• [Your instructions]:
Copy every line of the following data that includes the string "вечер".

• [Web page and app entries]:

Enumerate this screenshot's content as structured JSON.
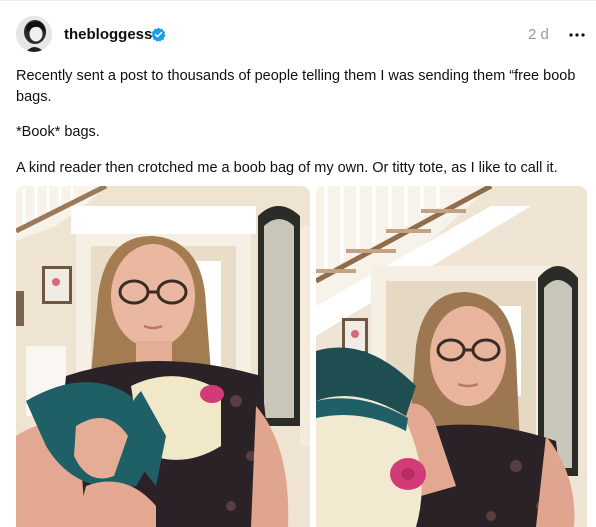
{
  "post": {
    "author": {
      "username": "thebloggess",
      "verified": true,
      "avatar_icon": "avatar-photo-icon",
      "verified_icon": "verified-badge-icon"
    },
    "timestamp": "2 d",
    "more_icon": "more-options-icon",
    "paragraphs": [
      "Recently sent a post to thousands of people telling them I was sending them “free boob bags.",
      "*Book* bags.",
      "A kind reader then crotched me a boob bag of my own. Or titty tote, as I like to call it."
    ],
    "media_count": 2
  },
  "colors": {
    "verified_blue": "#1d9bf0",
    "timestamp_gray": "#999999",
    "text": "#101010"
  }
}
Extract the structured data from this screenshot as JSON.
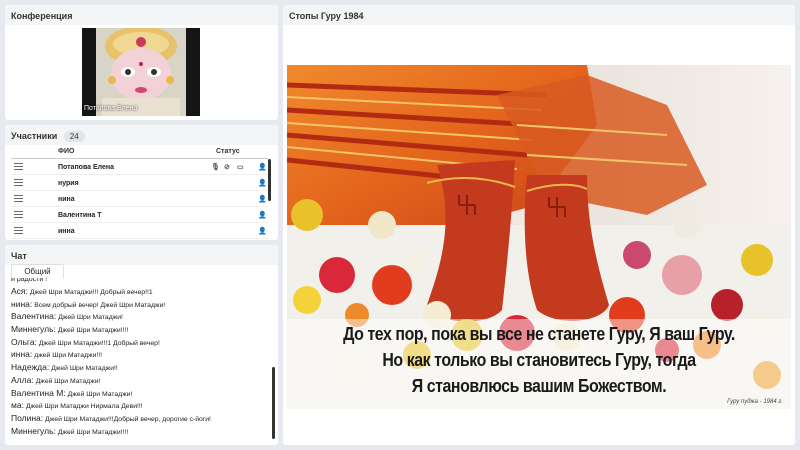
{
  "conference": {
    "title": "Конференция",
    "video_name": "Потапова Елена"
  },
  "participants": {
    "title": "Участники",
    "count": "24",
    "col_fio": "ФИО",
    "col_status": "Статус",
    "rows": [
      {
        "name": "Потапова Елена"
      },
      {
        "name": "нурия"
      },
      {
        "name": "нина"
      },
      {
        "name": "Валентина Т"
      },
      {
        "name": "инна"
      }
    ]
  },
  "chat": {
    "title": "Чат",
    "tab": "Общий",
    "partial_line": "и радости !",
    "messages": [
      {
        "author": "Ася:",
        "text": "Джей Шри Матаджи!!! Добрый вечер!!1"
      },
      {
        "author": "нина:",
        "text": "Всем добрый вечер!   Джей Шри Матаджи!"
      },
      {
        "author": "Валентина:",
        "text": "Джей Шри Матаджи!"
      },
      {
        "author": "Миннегуль:",
        "text": "Джей Шри Матаджи!!!!"
      },
      {
        "author": "Ольга:",
        "text": "Джей Шри Матаджи!!!1 Добрый вечер!"
      },
      {
        "author": "инна:",
        "text": "джей Шри Матаджи!!!"
      },
      {
        "author": "Надежда:",
        "text": "Джей  Шри Матаджи!!"
      },
      {
        "author": "Алла:",
        "text": "Джей Шри Матаджи!"
      },
      {
        "author": "Валентина  М:",
        "text": "Джей  Шри    Матаджи!"
      },
      {
        "author": "ма:",
        "text": "Джей  Шри Матаджи Нирмала Деви!!!"
      },
      {
        "author": "Полина:",
        "text": "Джей Шри Матаджи!!!Добрый вечер, дорогие с-йоги!"
      },
      {
        "author": "Миннегуль:",
        "text": "Джей Шри Матаджи!!!!"
      }
    ]
  },
  "main": {
    "title": "Стопы Гуру 1984",
    "caption_line1": "До тех пор, пока вы все не станете Гуру, Я ваш Гуру.",
    "caption_line2": "Но как только вы становитесь Гуру, тогда",
    "caption_line3": "Я становлюсь вашим Божеством.",
    "signature": "Гуру пуджа - 1984 г."
  },
  "colors": {
    "panel_bg": "#ffffff",
    "page_bg": "#e6e9ee",
    "sari_orange": "#e4641c",
    "sari_red": "#b8200a",
    "feet_red": "#c43a1e"
  }
}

• [Solution below]:
        "text": "Джей Шри Матаджи!!! Добрый вечер!!1"
        "text": "Всем добрый вечер!   Джей Шри Матаджи!"
        "text": "Джей Шри Матаджи!!!1 Добрый вечер!"
        "text": "Джей Шри Матаджи!!!Добрый вечер, дорогие с-йоги!"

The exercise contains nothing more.